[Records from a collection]
******************************
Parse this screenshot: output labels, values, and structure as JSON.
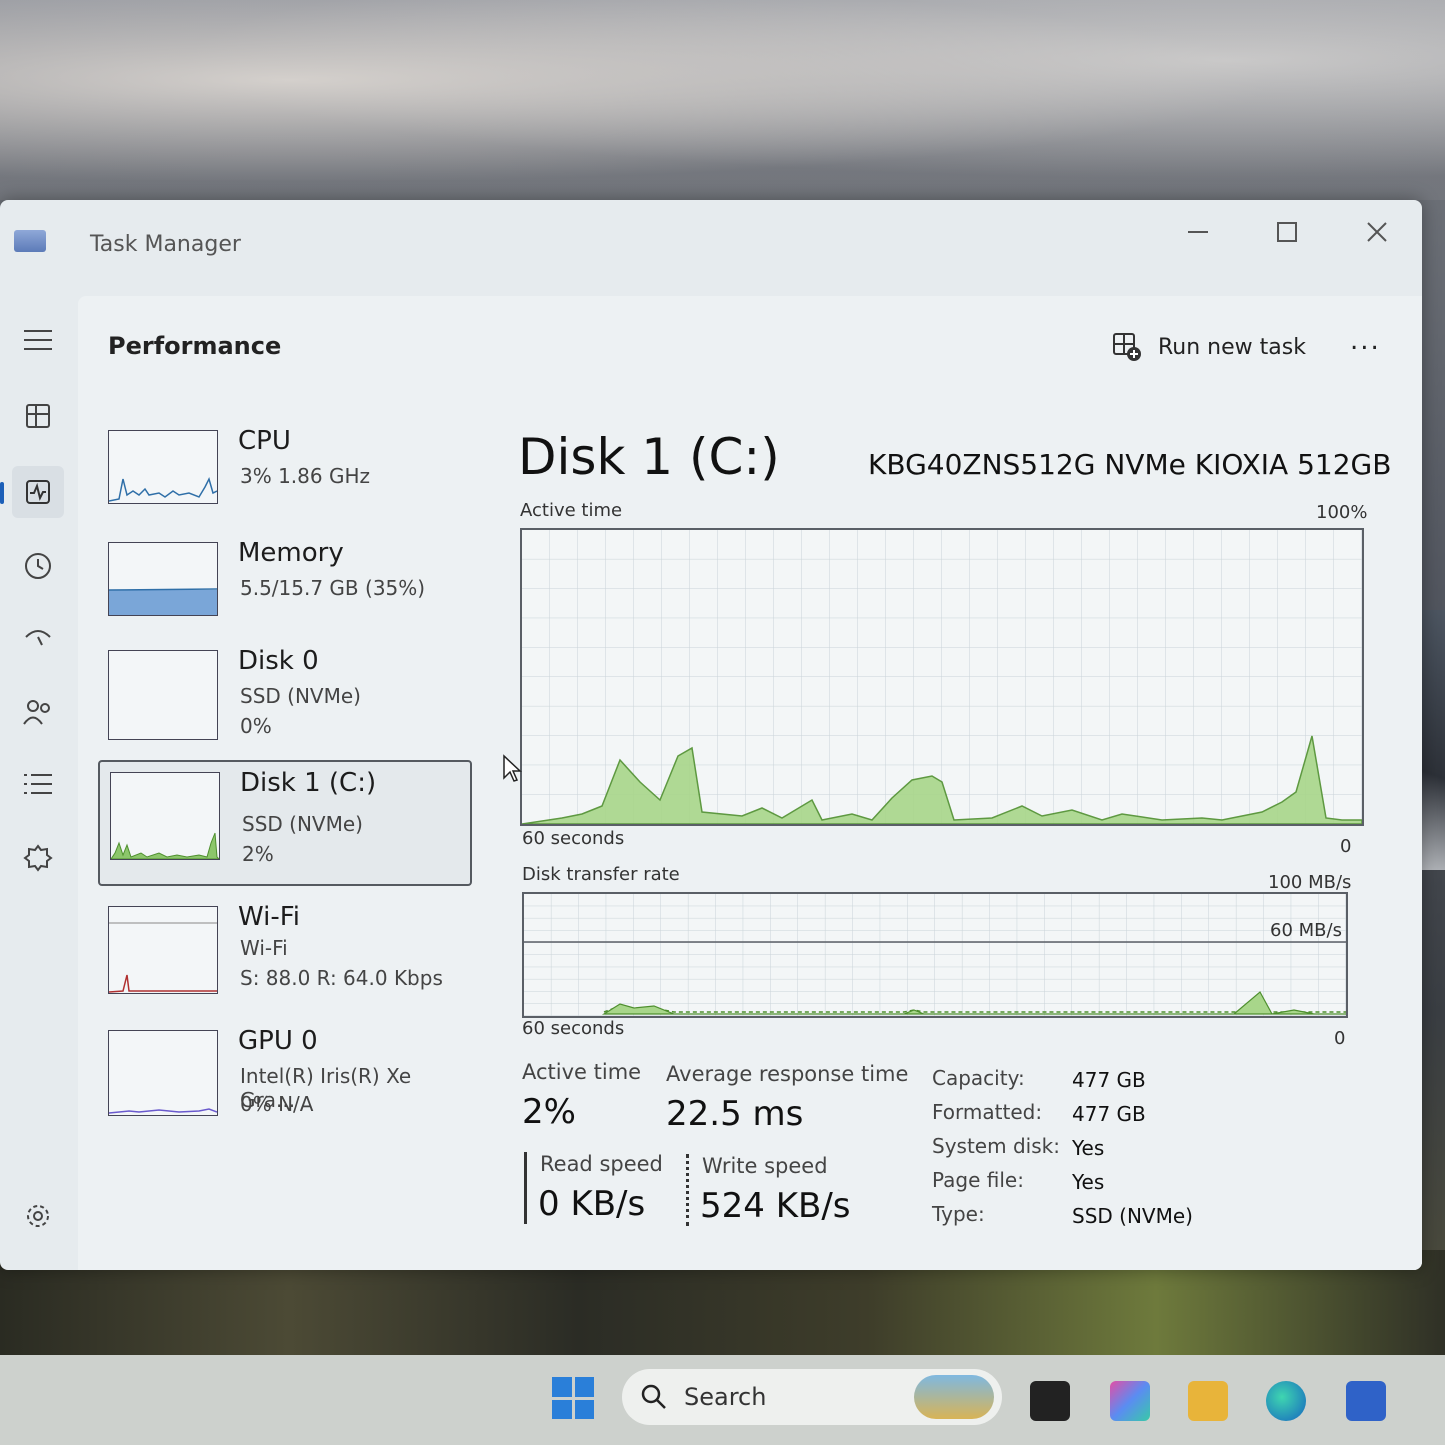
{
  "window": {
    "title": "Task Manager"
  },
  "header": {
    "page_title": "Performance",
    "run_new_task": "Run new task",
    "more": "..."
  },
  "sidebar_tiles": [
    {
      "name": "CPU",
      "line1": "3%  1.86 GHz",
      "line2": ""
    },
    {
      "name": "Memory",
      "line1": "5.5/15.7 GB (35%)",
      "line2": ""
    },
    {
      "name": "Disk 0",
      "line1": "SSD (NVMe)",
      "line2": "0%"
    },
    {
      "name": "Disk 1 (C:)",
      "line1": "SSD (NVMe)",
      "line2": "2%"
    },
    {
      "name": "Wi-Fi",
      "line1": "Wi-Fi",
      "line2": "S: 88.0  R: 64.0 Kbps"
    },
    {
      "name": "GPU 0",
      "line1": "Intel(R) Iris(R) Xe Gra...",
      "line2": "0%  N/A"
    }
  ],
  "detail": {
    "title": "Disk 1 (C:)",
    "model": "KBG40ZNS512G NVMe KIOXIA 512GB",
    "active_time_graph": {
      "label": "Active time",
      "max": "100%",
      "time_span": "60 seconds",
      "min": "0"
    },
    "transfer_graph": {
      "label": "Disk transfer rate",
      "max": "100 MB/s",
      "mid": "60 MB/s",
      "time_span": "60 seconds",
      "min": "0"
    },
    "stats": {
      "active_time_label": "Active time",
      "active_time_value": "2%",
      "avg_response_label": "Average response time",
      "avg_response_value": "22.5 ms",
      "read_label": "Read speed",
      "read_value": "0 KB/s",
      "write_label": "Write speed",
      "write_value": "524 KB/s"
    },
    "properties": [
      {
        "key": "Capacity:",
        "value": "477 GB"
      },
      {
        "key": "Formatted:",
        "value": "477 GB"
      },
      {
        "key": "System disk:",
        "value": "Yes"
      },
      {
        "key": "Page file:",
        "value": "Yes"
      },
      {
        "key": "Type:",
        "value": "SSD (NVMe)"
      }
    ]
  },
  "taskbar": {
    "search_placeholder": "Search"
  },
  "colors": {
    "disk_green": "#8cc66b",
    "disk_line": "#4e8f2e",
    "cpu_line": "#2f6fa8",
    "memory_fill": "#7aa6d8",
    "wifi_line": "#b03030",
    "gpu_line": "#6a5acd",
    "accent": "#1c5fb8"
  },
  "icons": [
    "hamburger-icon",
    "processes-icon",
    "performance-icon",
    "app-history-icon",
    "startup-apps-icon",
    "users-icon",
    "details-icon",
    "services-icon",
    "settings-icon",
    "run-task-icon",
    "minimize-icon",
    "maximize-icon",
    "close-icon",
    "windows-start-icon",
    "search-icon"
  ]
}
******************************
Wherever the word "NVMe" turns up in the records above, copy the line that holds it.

      "line1": "SSD (NVMe)",
      "line1": "SSD (NVMe)",
    "model": "KBG40ZNS512G NVMe KIOXIA 512GB",
        "value": "SSD (NVMe)"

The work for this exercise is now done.